▶ [EXERCISE INSTRUCTIONS]:
Lines with the word "Network" in them must be copied from the records below.

*** INPUT MATERIAL Section Begins ***

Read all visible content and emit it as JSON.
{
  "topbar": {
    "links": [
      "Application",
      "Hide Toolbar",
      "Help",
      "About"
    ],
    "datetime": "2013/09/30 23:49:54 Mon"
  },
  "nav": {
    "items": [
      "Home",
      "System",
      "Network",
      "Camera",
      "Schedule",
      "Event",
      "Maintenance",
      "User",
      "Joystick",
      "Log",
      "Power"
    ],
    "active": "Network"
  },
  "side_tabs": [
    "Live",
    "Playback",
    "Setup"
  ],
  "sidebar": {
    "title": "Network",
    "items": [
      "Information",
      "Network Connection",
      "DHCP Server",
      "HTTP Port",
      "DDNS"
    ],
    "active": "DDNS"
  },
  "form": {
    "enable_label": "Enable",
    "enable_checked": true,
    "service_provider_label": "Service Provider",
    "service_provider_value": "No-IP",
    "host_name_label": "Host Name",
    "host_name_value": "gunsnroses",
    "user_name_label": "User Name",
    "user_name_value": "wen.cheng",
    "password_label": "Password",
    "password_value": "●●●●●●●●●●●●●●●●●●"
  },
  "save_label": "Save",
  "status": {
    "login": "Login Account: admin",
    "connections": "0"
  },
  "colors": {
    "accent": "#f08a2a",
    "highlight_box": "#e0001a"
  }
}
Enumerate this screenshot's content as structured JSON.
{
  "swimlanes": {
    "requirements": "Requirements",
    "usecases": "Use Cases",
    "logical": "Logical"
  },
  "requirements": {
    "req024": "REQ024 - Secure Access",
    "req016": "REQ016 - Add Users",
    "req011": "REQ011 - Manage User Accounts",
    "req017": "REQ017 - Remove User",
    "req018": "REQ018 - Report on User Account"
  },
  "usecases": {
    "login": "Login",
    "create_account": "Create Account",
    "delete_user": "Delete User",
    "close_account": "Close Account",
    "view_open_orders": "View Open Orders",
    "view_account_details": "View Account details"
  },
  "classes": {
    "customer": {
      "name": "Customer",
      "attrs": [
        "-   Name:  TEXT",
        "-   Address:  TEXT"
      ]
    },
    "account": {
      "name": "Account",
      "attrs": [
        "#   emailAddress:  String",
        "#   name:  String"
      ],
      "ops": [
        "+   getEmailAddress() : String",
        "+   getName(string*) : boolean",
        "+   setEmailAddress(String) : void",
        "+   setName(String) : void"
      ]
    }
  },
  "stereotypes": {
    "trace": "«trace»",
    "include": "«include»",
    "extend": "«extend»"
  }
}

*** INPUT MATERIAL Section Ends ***

▶ [WRITTEN ANSWER]:
      "Network",
    "active": "Network"
    "title": "Network",
      "Network Connection",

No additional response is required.